They call it the "good grade pill," but at times the outcomes are anything but good.

It's not a street drug. It's a prescription medication called Adderall, and doctors use it to treat symptoms of Attention Deficit Hyper Activity Disorder, or ADHD.

"I took it to study, and to take the test," said Kate Beach of Colorado Springs. "Everybody knows somebody who has a prescription," she said.

As a college student , Kate says Adderall was readily available everywhere she went.  Some people use it to party, but others use it hoping to perform better at school.

For patients with ADHD Adderall is supposed to create a calming effect, but for people who do not have ADHD the opposite happens.
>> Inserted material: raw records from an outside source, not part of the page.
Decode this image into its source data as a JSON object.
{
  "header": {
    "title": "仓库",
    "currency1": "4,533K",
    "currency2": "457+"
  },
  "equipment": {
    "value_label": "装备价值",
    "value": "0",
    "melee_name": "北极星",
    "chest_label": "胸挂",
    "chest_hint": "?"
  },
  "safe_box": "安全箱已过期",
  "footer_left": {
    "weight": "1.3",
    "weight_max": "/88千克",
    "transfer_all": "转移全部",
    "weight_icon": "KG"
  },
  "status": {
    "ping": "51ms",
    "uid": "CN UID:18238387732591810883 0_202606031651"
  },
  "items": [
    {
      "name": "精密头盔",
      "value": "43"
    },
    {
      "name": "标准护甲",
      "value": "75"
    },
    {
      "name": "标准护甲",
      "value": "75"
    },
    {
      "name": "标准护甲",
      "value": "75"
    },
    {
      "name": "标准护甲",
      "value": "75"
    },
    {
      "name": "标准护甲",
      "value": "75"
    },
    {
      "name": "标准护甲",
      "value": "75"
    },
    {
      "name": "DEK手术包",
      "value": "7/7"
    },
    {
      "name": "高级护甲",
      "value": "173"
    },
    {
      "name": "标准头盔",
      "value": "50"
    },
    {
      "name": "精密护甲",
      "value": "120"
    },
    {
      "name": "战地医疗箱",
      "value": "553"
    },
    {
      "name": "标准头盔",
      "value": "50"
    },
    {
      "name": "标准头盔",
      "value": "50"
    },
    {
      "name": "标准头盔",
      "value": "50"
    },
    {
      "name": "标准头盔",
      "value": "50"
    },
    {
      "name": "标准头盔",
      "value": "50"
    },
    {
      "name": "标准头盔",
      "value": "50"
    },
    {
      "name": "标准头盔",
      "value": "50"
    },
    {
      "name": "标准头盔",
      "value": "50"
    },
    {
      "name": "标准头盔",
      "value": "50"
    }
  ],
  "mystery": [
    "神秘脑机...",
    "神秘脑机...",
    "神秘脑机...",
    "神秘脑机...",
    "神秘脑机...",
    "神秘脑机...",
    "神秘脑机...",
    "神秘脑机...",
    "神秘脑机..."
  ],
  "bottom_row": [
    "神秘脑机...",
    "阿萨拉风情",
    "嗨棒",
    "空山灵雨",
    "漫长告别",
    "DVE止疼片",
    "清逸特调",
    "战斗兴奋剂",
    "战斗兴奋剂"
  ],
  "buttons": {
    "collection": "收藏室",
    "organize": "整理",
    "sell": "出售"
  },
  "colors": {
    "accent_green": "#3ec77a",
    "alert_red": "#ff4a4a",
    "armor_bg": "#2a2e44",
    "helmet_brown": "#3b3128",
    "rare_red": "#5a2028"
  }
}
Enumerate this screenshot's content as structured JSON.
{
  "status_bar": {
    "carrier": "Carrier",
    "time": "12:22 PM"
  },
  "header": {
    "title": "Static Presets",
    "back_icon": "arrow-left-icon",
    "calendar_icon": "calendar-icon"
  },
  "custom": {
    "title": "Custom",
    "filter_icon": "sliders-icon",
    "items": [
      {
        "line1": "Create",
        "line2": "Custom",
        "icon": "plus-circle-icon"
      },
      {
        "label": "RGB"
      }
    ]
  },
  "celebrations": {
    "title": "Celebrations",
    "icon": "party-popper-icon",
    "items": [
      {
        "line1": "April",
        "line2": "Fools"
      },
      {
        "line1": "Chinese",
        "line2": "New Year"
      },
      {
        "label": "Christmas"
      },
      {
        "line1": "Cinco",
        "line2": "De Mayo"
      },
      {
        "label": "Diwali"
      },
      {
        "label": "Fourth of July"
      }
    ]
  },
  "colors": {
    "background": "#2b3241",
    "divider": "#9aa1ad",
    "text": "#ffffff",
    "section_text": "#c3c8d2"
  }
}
Adderall is an amphetamine and students use it to pull all-nighters.

"It's become kind of an epidemic," Beach said.

And there can be consequences.  Selling it is a crime.  Plus Adderall is a controlled substance, just like cocaine, and it is addictive.

Kate Beach ended up in rehab at the Center for Dependency Addiction and Rehabilitation, or CeDAR, in Aurora.

"I felt crazy," she said.  Kate had been diagnosed with ADHD when she was 18, and had a prescription for Adderall, but she began to abuse the drug, taking many times the recommended dosage.

Her parents busted her when she was going doctor to doctor, pharmacy to pharmacy, getting large amounts of pills.

She is glad she went to rehab.  She is now sober, and interning at CeDAR.  She graduated from college and is looking for a job.

Unfortunately many other students end up in the same situation as Kate.

Staff at CeDAR say the abuse of Adderall has spread to high school and even middle school students.  Executive Director Steve Millette says Adderall can be used very successfully to treat ADHD patients, but he warns kids should not take another person's prescription. "If it's not for you, it's not safe for you," Millette said.

Plus patients should only take their recommended dosage.  Doctors warn that parents should keep a close eye on their kids’ prescription medications, and make sure they aren't sharing with anyone else.

If you are concerned that you are addicted to Adderall or any other substance, call an expert you know, or call CeDAR at 866-464-0052.